Air New Zealand crew resign after booze binge
FOUR Air New Zealand flight attendants have left the airline under a cloud after a booze-fuelled night.
The Herald on Sunday understands all four resigned from the airline on Wednesday after an investigation into a heavy drinking session in Wellington in October.
Details of the case come soon after revelations an off-duty flight attendant "straddled" All Black Israel Dagg on a flight from Los Angeles to Auckland last month.
And in July, crew assigned to fly stranded passengers from Hawaii to Auckland were understood to be drinking heavily, making them unfit for duty if the plane had been airworthy.
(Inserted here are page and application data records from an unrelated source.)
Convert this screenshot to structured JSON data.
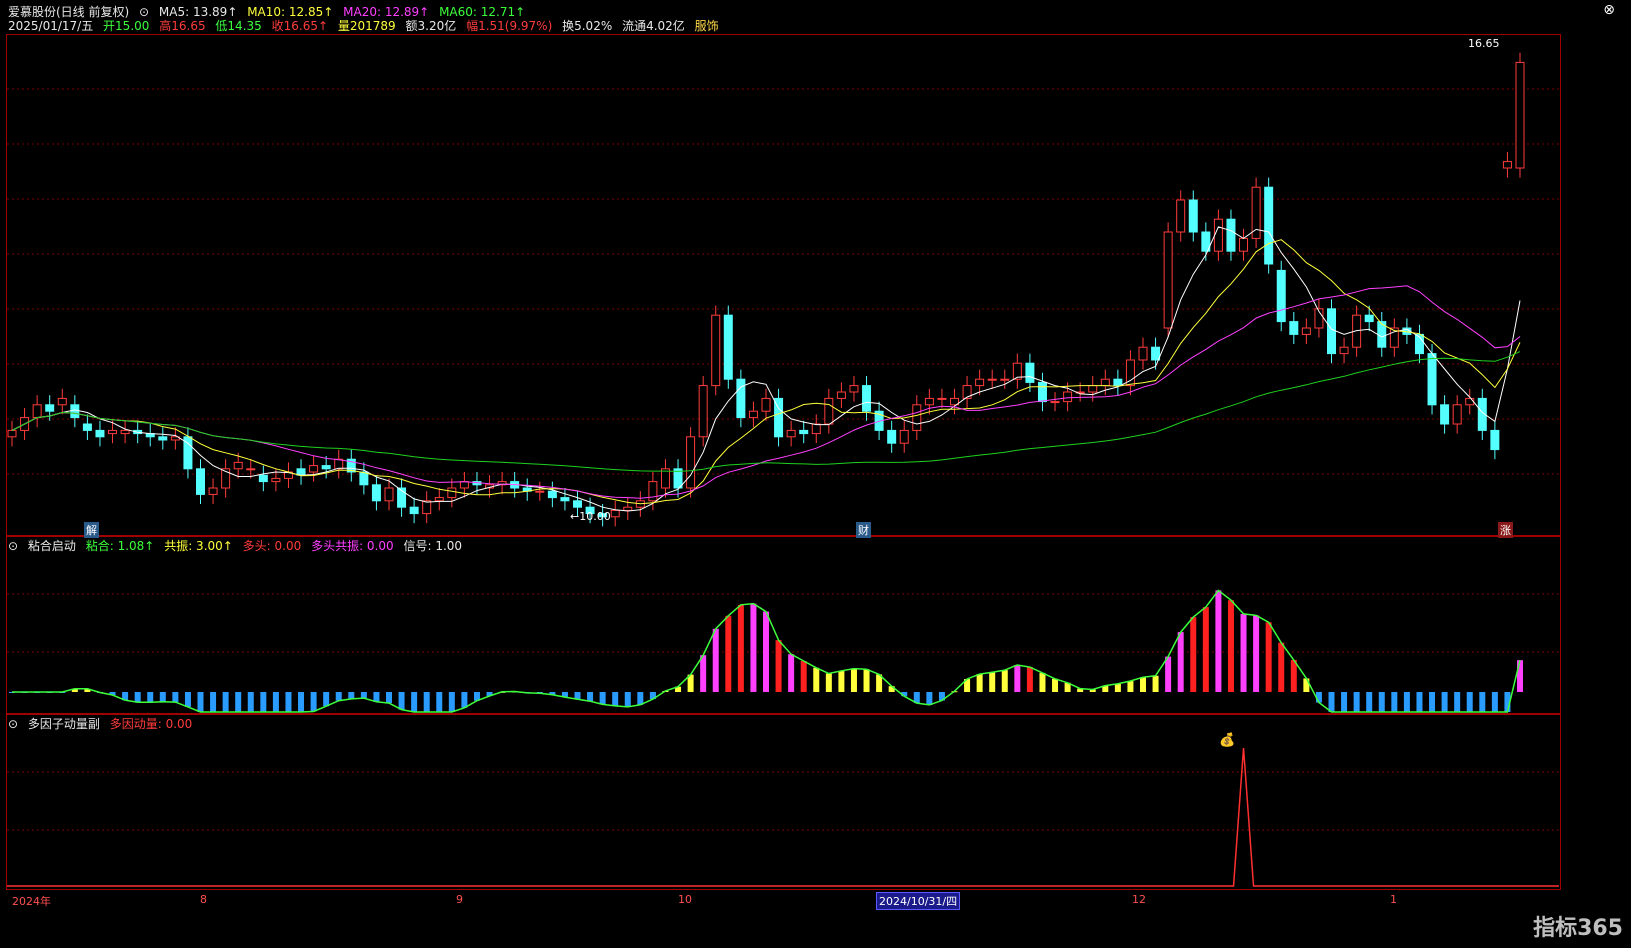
{
  "header": {
    "title": "爱慕股份(日线 前复权)",
    "ma5": "MA5: 13.89↑",
    "ma10": "MA10: 12.85↑",
    "ma20": "MA20: 12.89↑",
    "ma60": "MA60: 12.71↑",
    "date": "2025/01/17/五",
    "open": "开15.00",
    "high": "高16.65",
    "low": "低14.35",
    "close": "收16.65↑",
    "volume": "量201789",
    "amount": "额3.20亿",
    "change": "幅1.51(9.97%)",
    "turnover": "换5.02%",
    "float": "流通4.02亿",
    "sector": "服饰"
  },
  "main_chart": {
    "max_label": "16.65",
    "min_label": "←10.00",
    "tags": [
      "解",
      "财",
      "涨"
    ]
  },
  "sub1": {
    "title": "粘合启动",
    "stick": "粘合: 1.08↑",
    "res": "共振: 3.00↑",
    "bull": "多头: 0.00",
    "bullres": "多头共振: 0.00",
    "signal": "信号: 1.00"
  },
  "sub2": {
    "title": "多因子动量副",
    "momentum": "多因动量: 0.00"
  },
  "xaxis": {
    "labels": [
      "2024年",
      "8",
      "9",
      "10",
      "2024/10/31/四",
      "12",
      "1"
    ]
  },
  "brand": "指标365",
  "colors": {
    "up": "#ff3c3c",
    "down": "#54ffff",
    "ma5": "#ffffff",
    "ma10": "#ffff3c",
    "ma20": "#ff40ff",
    "ma60": "#1fd11f",
    "grid": "#7a0000"
  },
  "chart_data": {
    "type": "candlestick",
    "closes": [
      10.9,
      11.1,
      11.3,
      11.2,
      11.4,
      11.1,
      10.9,
      10.8,
      10.9,
      10.9,
      10.85,
      10.8,
      10.75,
      10.8,
      10.3,
      9.9,
      10.0,
      10.3,
      10.4,
      10.3,
      10.1,
      10.15,
      10.25,
      10.2,
      10.35,
      10.3,
      10.45,
      10.25,
      10.05,
      9.8,
      10.0,
      9.7,
      9.6,
      9.8,
      9.85,
      10.0,
      10.1,
      10.05,
      10.05,
      10.1,
      10.0,
      9.95,
      9.95,
      9.85,
      9.8,
      9.7,
      9.6,
      9.55,
      9.65,
      9.7,
      9.8,
      10.1,
      10.3,
      10.0,
      10.8,
      11.6,
      12.7,
      11.7,
      11.1,
      11.2,
      11.4,
      10.8,
      10.9,
      10.85,
      11.0,
      11.4,
      11.5,
      11.6,
      11.2,
      10.9,
      10.7,
      10.9,
      11.3,
      11.4,
      11.4,
      11.4,
      11.6,
      11.7,
      11.7,
      11.7,
      11.95,
      11.65,
      11.35,
      11.35,
      11.5,
      11.5,
      11.6,
      11.7,
      11.6,
      12.0,
      12.2,
      12.0,
      14.0,
      14.5,
      14.0,
      13.7,
      14.2,
      13.7,
      13.9,
      14.7,
      13.5,
      12.6,
      12.4,
      12.5,
      12.8,
      12.1,
      12.2,
      12.7,
      12.6,
      12.2,
      12.5,
      12.4,
      12.1,
      11.3,
      11.0,
      11.3,
      11.4,
      10.9,
      10.6,
      15.1,
      16.65
    ],
    "opens": [
      10.8,
      10.9,
      11.1,
      11.3,
      11.3,
      11.3,
      11.0,
      10.9,
      10.85,
      10.85,
      10.9,
      10.85,
      10.8,
      10.75,
      10.8,
      10.3,
      9.9,
      10.0,
      10.3,
      10.3,
      10.2,
      10.1,
      10.15,
      10.3,
      10.25,
      10.35,
      10.3,
      10.45,
      10.25,
      10.05,
      9.8,
      10.0,
      9.7,
      9.6,
      9.8,
      9.85,
      10.0,
      10.1,
      10.0,
      10.05,
      10.1,
      10.0,
      9.95,
      9.95,
      9.85,
      9.8,
      9.7,
      9.6,
      9.55,
      9.65,
      9.7,
      9.8,
      10.0,
      10.3,
      10.0,
      10.8,
      11.6,
      12.7,
      11.7,
      11.1,
      11.2,
      11.4,
      10.8,
      10.9,
      10.85,
      11.0,
      11.4,
      11.5,
      11.6,
      11.2,
      10.9,
      10.7,
      10.9,
      11.3,
      11.4,
      11.3,
      11.4,
      11.6,
      11.7,
      11.7,
      11.7,
      11.95,
      11.65,
      11.35,
      11.35,
      11.5,
      11.5,
      11.6,
      11.7,
      11.6,
      12.0,
      12.2,
      12.5,
      14.0,
      14.5,
      14.0,
      13.7,
      14.2,
      13.7,
      13.9,
      14.7,
      13.4,
      12.6,
      12.4,
      12.5,
      12.8,
      12.1,
      12.2,
      12.7,
      12.6,
      12.2,
      12.5,
      12.4,
      12.1,
      11.3,
      11.0,
      11.3,
      11.4,
      10.9,
      15.0,
      15.0
    ]
  }
}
The incidents have prompted the national carrier to fire off a warning to all cabin crew about standards of behaviour.
The latest incident involved cabin crew having dinner with two pilots during an overnight stay in Wellington on October 31. Once the pilots had left, the flight attendants continued to drink.
One became so drunk, she reportedly had to be carried back to the Rydges Hotel.
It is understood an intimate video of one of the crew was recorded during the night.
The four were stood down on December 1 before resigning.
Air New Zealand has cracked down on drinking among its 2000 cabin crew members and at least one other person, in an unrelated incident, has resigned this week after failing a breath test before working on a flight.
In-flight service managers are able to breath test crew if they have reasonable cause to suspect that they have been drinking within 10 hours of operating a flight.
The airline would not comment on the case involving the cabin crew's behaviour in Wellington, but confirmed the flight attendants resigned after breaching the company's code of conduct. There was no suggestion they had broken any safety rules.
Bruce Parton, chief operations officer, said the airline took its conduct code extremely seriously. "Customer safety is paramount and non-negotiable," he said.
"Regrettably over the past two months we have had two isolated incidents involving cabin crew who were not operating at the time. As a result of these two isolated issues all cabin crew are being reminded of the standards expected of them."
Meanwhile, the off-duty flight attendant who allegedly straddled Dagg during a flight from Los Angeles on November 27 is back on duty after being given a warning. It was reported she had been drinking during the flight where she had been a passenger.
Cabin crew general manager, Leeanne Langridge, emailed staff after the incident saying that Air New Zealand had "no other choice other than to immediately stop the consumption of alcohol" for crew working on short-haul and mid-haul flights.
A day later, Langridge sent a second email to staff saying her previous email was "a real low point for myself and the team" and labelled the order not to drink as a "drastic" measure.
"It culminated in yet another incident we were faced with involving crew and alcohol consumption while on duty," she wrote.
"I believe that given the level of commitment displayed over the last 24hrs to work to resolving these issues I'm comfortable for you to use your discretion whilst positioning on whether or not you choose to have a drink or not."